= Task statement =
Please return every line below that contains the string "from".

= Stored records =

'''

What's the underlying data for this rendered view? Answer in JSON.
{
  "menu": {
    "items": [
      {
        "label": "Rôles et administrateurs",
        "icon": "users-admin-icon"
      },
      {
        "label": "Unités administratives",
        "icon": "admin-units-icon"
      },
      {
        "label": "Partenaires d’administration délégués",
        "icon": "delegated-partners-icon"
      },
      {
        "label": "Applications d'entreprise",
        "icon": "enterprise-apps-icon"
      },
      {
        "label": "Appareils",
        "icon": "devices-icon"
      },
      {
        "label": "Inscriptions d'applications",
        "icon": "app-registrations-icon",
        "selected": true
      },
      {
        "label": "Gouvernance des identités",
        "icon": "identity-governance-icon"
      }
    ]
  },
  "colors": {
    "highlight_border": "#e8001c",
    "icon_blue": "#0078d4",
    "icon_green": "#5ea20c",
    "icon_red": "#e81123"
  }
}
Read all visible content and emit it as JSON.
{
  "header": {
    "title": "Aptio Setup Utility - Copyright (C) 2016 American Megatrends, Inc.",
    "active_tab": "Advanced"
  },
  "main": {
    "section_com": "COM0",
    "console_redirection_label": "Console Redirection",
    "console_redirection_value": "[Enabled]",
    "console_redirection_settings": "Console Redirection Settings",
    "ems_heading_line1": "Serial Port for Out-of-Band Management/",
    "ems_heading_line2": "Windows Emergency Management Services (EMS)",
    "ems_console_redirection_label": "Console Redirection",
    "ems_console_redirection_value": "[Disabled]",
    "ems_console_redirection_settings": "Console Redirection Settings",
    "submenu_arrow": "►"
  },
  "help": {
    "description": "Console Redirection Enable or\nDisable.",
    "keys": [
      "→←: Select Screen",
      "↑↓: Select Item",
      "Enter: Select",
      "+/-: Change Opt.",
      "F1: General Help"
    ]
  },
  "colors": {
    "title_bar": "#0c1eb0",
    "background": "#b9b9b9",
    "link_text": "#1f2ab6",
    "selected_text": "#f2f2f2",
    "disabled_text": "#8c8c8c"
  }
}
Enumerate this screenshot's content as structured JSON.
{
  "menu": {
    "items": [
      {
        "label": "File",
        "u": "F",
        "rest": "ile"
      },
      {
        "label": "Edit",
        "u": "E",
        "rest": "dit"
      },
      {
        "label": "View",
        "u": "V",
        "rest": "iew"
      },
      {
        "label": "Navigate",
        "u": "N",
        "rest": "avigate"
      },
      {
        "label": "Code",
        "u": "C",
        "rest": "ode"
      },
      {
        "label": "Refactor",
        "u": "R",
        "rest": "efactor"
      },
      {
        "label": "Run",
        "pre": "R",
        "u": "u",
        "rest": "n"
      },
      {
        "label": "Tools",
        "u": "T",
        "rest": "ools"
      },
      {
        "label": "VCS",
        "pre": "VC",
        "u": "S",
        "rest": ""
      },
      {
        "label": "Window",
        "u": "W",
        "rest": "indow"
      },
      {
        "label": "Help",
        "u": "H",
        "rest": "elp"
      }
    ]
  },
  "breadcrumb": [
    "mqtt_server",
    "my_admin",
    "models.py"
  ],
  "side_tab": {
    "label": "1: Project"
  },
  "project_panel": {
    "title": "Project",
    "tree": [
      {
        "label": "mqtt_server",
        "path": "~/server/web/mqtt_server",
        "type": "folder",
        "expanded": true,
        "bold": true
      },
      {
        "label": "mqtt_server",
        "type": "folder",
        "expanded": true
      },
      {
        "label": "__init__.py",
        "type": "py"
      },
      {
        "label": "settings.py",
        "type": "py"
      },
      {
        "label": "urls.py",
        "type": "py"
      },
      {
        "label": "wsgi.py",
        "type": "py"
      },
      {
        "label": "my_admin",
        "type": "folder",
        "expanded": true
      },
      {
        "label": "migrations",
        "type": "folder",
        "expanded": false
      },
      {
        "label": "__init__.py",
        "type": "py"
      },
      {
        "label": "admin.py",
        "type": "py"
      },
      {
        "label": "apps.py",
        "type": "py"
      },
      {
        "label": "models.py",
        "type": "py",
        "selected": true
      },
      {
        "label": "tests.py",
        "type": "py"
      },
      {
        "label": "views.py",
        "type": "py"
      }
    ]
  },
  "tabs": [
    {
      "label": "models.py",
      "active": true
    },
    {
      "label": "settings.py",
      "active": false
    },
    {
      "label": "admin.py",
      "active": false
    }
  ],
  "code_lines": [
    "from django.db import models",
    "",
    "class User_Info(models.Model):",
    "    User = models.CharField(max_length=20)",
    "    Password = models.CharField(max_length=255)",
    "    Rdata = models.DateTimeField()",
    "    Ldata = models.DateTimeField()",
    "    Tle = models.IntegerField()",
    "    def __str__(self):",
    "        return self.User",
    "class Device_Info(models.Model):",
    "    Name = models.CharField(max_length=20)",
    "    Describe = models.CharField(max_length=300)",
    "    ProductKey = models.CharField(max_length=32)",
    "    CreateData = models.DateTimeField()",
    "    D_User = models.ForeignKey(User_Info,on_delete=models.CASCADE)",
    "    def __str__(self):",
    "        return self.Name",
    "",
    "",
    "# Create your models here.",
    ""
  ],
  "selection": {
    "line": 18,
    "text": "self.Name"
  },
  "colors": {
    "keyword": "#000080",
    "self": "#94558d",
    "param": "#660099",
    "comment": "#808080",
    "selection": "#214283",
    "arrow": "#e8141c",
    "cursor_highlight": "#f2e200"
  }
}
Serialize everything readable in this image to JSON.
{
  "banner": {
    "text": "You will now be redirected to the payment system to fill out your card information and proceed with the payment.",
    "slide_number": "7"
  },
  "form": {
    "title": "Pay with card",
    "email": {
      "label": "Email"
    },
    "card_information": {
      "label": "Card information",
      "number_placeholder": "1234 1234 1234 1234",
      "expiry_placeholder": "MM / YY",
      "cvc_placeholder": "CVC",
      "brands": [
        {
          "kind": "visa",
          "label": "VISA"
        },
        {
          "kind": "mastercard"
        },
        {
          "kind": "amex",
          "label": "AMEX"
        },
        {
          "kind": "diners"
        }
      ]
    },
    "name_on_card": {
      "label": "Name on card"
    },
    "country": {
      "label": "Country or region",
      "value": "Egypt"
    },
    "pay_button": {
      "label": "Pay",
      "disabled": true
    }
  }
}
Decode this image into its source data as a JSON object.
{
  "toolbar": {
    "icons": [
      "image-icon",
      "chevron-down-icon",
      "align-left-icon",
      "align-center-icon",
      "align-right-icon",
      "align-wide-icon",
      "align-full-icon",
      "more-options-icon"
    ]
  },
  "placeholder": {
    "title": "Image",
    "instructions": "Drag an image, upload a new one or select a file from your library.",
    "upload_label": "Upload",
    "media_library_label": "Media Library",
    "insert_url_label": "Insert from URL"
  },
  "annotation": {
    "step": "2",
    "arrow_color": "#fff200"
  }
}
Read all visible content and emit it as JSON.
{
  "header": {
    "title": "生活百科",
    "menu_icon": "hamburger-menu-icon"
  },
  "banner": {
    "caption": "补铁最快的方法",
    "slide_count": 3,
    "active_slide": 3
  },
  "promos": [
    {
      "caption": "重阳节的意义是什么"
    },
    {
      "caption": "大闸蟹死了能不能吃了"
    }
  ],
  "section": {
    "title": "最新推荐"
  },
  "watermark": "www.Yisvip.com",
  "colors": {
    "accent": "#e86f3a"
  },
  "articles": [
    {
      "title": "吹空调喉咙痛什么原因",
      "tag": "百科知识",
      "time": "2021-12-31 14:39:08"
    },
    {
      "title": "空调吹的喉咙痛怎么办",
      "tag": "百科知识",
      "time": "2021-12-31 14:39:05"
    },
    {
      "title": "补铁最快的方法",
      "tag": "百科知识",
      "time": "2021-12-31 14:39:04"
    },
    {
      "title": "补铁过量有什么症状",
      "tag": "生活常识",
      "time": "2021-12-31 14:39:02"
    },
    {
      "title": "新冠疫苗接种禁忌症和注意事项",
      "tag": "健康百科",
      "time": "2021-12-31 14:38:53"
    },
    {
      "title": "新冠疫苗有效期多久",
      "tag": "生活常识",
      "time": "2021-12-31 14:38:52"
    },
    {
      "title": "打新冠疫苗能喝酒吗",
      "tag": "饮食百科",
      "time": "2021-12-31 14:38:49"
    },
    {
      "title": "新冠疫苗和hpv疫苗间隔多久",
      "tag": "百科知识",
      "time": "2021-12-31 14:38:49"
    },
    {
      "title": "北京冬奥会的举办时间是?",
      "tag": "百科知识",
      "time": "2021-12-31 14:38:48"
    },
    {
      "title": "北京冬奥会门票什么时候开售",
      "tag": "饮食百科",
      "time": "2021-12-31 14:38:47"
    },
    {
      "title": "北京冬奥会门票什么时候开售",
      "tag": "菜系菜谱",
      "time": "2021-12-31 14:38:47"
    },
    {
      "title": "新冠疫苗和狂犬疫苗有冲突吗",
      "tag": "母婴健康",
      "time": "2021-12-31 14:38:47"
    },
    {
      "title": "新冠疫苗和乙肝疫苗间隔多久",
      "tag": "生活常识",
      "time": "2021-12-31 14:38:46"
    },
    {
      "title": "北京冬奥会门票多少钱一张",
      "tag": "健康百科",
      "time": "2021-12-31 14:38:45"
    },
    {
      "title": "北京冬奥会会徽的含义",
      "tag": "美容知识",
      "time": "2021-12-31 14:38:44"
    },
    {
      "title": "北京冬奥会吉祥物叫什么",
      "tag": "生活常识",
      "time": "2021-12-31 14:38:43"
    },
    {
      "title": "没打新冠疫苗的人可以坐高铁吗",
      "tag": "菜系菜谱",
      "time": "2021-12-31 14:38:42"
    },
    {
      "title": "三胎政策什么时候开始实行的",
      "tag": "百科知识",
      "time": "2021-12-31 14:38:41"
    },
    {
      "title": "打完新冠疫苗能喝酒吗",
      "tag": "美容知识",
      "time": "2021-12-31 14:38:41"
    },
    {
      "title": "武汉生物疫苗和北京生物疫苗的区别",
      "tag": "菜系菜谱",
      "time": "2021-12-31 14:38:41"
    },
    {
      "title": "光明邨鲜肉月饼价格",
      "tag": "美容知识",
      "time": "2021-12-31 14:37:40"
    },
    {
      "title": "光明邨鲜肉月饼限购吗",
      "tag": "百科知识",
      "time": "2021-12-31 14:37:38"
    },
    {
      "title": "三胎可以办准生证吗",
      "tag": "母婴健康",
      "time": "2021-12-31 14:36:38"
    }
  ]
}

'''

= Task result =
    "from django.db import models",
    "instructions": "Drag an image, upload a new one or select a file from your library.",
    "insert_url_label": "Insert from URL"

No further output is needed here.